EXERCISE GOAL.
Reproduce the whole listing, keeping each word unchanged.

****************************************

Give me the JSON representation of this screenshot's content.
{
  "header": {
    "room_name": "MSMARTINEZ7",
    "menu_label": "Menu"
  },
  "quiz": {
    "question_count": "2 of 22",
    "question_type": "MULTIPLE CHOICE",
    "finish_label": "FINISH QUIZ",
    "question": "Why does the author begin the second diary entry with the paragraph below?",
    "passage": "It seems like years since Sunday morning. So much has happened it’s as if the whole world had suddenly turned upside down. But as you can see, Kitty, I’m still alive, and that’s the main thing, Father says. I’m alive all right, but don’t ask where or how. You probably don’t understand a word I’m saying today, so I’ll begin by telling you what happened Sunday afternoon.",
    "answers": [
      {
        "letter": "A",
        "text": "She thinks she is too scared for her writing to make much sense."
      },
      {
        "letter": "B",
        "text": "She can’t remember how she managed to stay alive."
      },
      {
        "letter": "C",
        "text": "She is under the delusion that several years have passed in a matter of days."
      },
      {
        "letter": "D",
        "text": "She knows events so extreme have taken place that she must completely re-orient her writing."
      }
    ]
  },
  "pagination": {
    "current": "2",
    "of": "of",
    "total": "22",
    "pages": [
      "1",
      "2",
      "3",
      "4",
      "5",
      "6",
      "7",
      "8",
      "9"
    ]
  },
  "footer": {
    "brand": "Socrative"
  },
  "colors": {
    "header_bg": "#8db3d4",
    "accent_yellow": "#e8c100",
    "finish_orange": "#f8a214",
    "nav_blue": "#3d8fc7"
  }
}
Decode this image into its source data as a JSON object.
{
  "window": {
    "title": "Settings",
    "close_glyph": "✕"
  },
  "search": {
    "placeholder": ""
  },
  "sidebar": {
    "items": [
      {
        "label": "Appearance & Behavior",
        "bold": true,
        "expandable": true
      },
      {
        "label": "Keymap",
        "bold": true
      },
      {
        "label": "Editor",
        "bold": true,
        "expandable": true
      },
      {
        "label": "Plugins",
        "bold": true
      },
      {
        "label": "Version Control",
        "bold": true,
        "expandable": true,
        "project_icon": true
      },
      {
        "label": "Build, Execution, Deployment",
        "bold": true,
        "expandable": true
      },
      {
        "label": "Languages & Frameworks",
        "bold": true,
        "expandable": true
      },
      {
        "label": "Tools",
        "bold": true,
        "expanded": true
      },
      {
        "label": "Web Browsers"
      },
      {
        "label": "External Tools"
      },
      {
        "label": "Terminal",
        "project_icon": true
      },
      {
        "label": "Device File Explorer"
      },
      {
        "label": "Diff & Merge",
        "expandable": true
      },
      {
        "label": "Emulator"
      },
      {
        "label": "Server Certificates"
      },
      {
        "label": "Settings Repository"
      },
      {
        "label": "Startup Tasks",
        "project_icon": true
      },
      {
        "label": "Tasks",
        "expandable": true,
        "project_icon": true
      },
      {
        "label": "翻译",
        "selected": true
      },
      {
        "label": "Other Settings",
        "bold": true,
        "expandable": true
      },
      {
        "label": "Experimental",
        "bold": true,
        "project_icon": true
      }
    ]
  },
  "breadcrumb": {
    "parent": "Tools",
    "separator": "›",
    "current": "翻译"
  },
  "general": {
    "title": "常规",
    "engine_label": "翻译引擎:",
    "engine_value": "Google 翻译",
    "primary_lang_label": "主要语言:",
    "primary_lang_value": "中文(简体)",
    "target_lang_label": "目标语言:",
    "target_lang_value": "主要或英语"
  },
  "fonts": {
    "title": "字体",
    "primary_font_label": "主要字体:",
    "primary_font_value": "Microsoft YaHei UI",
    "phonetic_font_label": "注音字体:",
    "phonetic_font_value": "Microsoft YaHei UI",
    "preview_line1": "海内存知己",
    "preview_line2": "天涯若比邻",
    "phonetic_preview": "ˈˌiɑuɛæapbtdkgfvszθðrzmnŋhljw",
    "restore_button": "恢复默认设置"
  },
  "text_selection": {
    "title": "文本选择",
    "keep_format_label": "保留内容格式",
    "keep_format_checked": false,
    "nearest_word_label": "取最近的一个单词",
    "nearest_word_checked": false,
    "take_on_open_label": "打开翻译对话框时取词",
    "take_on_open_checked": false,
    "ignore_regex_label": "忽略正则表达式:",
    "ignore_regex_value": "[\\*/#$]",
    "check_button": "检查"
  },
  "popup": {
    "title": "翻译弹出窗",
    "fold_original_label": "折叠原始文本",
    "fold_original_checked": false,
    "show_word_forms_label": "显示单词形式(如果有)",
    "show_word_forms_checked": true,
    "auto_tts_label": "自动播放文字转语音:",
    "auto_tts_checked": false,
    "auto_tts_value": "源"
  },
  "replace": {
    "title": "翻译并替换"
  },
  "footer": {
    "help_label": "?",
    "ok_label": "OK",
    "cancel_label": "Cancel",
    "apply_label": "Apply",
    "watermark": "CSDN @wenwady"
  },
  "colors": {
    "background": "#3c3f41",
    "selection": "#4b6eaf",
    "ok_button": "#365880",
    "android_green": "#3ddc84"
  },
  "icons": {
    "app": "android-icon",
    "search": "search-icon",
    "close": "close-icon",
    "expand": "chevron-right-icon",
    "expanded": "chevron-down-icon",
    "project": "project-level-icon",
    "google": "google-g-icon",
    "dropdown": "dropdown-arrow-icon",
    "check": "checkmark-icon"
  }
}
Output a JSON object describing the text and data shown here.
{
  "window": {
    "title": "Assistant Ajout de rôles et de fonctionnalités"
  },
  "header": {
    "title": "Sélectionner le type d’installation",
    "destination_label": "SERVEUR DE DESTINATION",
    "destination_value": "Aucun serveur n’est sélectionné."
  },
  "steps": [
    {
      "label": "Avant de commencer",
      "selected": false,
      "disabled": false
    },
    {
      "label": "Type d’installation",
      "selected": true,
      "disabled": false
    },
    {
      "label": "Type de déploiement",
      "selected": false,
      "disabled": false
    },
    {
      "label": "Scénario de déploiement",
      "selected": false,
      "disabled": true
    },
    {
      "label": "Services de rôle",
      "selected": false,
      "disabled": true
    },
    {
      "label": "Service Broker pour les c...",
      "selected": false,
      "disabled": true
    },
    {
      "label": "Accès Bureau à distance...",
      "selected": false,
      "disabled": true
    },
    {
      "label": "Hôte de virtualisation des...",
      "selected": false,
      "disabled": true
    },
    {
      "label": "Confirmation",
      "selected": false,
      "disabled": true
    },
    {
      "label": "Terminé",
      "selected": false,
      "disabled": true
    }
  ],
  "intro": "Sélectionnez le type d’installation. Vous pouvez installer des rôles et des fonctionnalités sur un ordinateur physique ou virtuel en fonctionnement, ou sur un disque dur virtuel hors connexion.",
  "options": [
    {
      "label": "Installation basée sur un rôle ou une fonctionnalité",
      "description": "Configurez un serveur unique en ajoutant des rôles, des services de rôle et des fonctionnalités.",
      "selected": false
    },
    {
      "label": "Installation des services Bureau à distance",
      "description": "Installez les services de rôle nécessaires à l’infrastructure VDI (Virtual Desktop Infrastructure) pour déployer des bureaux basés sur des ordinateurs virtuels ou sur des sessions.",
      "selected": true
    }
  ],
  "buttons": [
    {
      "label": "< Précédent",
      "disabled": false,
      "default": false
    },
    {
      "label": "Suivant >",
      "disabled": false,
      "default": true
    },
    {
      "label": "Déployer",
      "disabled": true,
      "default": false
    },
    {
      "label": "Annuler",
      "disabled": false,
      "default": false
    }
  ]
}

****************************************

WRITTEN RESPONSE.
Give me the JSON representation of this screenshot's content.
{
  "header": {
    "room_name": "MSMARTINEZ7",
    "menu_label": "Menu"
  },
  "quiz": {
    "question_count": "2 of 22",
    "question_type": "MULTIPLE CHOICE",
    "finish_label": "FINISH QUIZ",
    "question": "Why does the author begin the second diary entry with the paragraph below?",
    "passage": "It seems like years since Sunday morning. So much has happened it’s as if the whole world had suddenly turned upside down. But as you can see, Kitty, I’m still alive, and that’s the main thing, Father says. I’m alive all right, but don’t ask where or how. You probably don’t understand a word I’m saying today, so I’ll begin by telling you what happened Sunday afternoon.",
    "answers": [
      {
        "letter": "A",
        "text": "She thinks she is too scared for her writing to make much sense."
      },
      {
        "letter": "B",
        "text": "She can’t remember how she managed to stay alive."
      },
      {
        "letter": "C",
        "text": "She is under the delusion that several years have passed in a matter of days."
      },
      {
        "letter": "D",
        "text": "She knows events so extreme have taken place that she must completely re-orient her writing."
      }
    ]
  },
  "pagination": {
    "current": "2",
    "of": "of",
    "total": "22",
    "pages": [
      "1",
      "2",
      "3",
      "4",
      "5",
      "6",
      "7",
      "8",
      "9"
    ]
  },
  "footer": {
    "brand": "Socrative"
  },
  "colors": {
    "header_bg": "#8db3d4",
    "accent_yellow": "#e8c100",
    "finish_orange": "#f8a214",
    "nav_blue": "#3d8fc7"
  }
}
Decode this image into its source data as a JSON object.
{
  "window": {
    "title": "Settings",
    "close_glyph": "✕"
  },
  "search": {
    "placeholder": ""
  },
  "sidebar": {
    "items": [
      {
        "label": "Appearance & Behavior",
        "bold": true,
        "expandable": true
      },
      {
        "label": "Keymap",
        "bold": true
      },
      {
        "label": "Editor",
        "bold": true,
        "expandable": true
      },
      {
        "label": "Plugins",
        "bold": true
      },
      {
        "label": "Version Control",
        "bold": true,
        "expandable": true,
        "project_icon": true
      },
      {
        "label": "Build, Execution, Deployment",
        "bold": true,
        "expandable": true
      },
      {
        "label": "Languages & Frameworks",
        "bold": true,
        "expandable": true
      },
      {
        "label": "Tools",
        "bold": true,
        "expanded": true
      },
      {
        "label": "Web Browsers"
      },
      {
        "label": "External Tools"
      },
      {
        "label": "Terminal",
        "project_icon": true
      },
      {
        "label": "Device File Explorer"
      },
      {
        "label": "Diff & Merge",
        "expandable": true
      },
      {
        "label": "Emulator"
      },
      {
        "label": "Server Certificates"
      },
      {
        "label": "Settings Repository"
      },
      {
        "label": "Startup Tasks",
        "project_icon": true
      },
      {
        "label": "Tasks",
        "expandable": true,
        "project_icon": true
      },
      {
        "label": "翻译",
        "selected": true
      },
      {
        "label": "Other Settings",
        "bold": true,
        "expandable": true
      },
      {
        "label": "Experimental",
        "bold": true,
        "project_icon": true
      }
    ]
  },
  "breadcrumb": {
    "parent": "Tools",
    "separator": "›",
    "current": "翻译"
  },
  "general": {
    "title": "常规",
    "engine_label": "翻译引擎:",
    "engine_value": "Google 翻译",
    "primary_lang_label": "主要语言:",
    "primary_lang_value": "中文(简体)",
    "target_lang_label": "目标语言:",
    "target_lang_value": "主要或英语"
  },
  "fonts": {
    "title": "字体",
    "primary_font_label": "主要字体:",
    "primary_font_value": "Microsoft YaHei UI",
    "phonetic_font_label": "注音字体:",
    "phonetic_font_value": "Microsoft YaHei UI",
    "preview_line1": "海内存知己",
    "preview_line2": "天涯若比邻",
    "phonetic_preview": "ˈˌiɑuɛæapbtdkgfvszθðrzmnŋhljw",
    "restore_button": "恢复默认设置"
  },
  "text_selection": {
    "title": "文本选择",
    "keep_format_label": "保留内容格式",
    "keep_format_checked": false,
    "nearest_word_label": "取最近的一个单词",
    "nearest_word_checked": false,
    "take_on_open_label": "打开翻译对话框时取词",
    "take_on_open_checked": false,
    "ignore_regex_label": "忽略正则表达式:",
    "ignore_regex_value": "[\\*/#$]",
    "check_button": "检查"
  },
  "popup": {
    "title": "翻译弹出窗",
    "fold_original_label": "折叠原始文本",
    "fold_original_checked": false,
    "show_word_forms_label": "显示单词形式(如果有)",
    "show_word_forms_checked": true,
    "auto_tts_label": "自动播放文字转语音:",
    "auto_tts_checked": false,
    "auto_tts_value": "源"
  },
  "replace": {
    "title": "翻译并替换"
  },
  "footer": {
    "help_label": "?",
    "ok_label": "OK",
    "cancel_label": "Cancel",
    "apply_label": "Apply",
    "watermark": "CSDN @wenwady"
  },
  "colors": {
    "background": "#3c3f41",
    "selection": "#4b6eaf",
    "ok_button": "#365880",
    "android_green": "#3ddc84"
  },
  "icons": {
    "app": "android-icon",
    "search": "search-icon",
    "close": "close-icon",
    "expand": "chevron-right-icon",
    "expanded": "chevron-down-icon",
    "project": "project-level-icon",
    "google": "google-g-icon",
    "dropdown": "dropdown-arrow-icon",
    "check": "checkmark-icon"
  }
}
Output a JSON object describing the text and data shown here.
{
  "window": {
    "title": "Assistant Ajout de rôles et de fonctionnalités"
  },
  "header": {
    "title": "Sélectionner le type d’installation",
    "destination_label": "SERVEUR DE DESTINATION",
    "destination_value": "Aucun serveur n’est sélectionné."
  },
  "steps": [
    {
      "label": "Avant de commencer",
      "selected": false,
      "disabled": false
    },
    {
      "label": "Type d’installation",
      "selected": true,
      "disabled": false
    },
    {
      "label": "Type de déploiement",
      "selected": false,
      "disabled": false
    },
    {
      "label": "Scénario de déploiement",
      "selected": false,
      "disabled": true
    },
    {
      "label": "Services de rôle",
      "selected": false,
      "disabled": true
    },
    {
      "label": "Service Broker pour les c...",
      "selected": false,
      "disabled": true
    },
    {
      "label": "Accès Bureau à distance...",
      "selected": false,
      "disabled": true
    },
    {
      "label": "Hôte de virtualisation des...",
      "selected": false,
      "disabled": true
    },
    {
      "label": "Confirmation",
      "selected": false,
      "disabled": true
    },
    {
      "label": "Terminé",
      "selected": false,
      "disabled": true
    }
  ],
  "intro": "Sélectionnez le type d’installation. Vous pouvez installer des rôles et des fonctionnalités sur un ordinateur physique ou virtuel en fonctionnement, ou sur un disque dur virtuel hors connexion.",
  "options": [
    {
      "label": "Installation basée sur un rôle ou une fonctionnalité",
      "description": "Configurez un serveur unique en ajoutant des rôles, des services de rôle et des fonctionnalités.",
      "selected": false
    },
    {
      "label": "Installation des services Bureau à distance",
      "description": "Installez les services de rôle nécessaires à l’infrastructure VDI (Virtual Desktop Infrastructure) pour déployer des bureaux basés sur des ordinateurs virtuels ou sur des sessions.",
      "selected": true
    }
  ],
  "buttons": [
    {
      "label": "< Précédent",
      "disabled": false,
      "default": false
    },
    {
      "label": "Suivant >",
      "disabled": false,
      "default": true
    },
    {
      "label": "Déployer",
      "disabled": true,
      "default": false
    },
    {
      "label": "Annuler",
      "disabled": false,
      "default": false
    }
  ]
}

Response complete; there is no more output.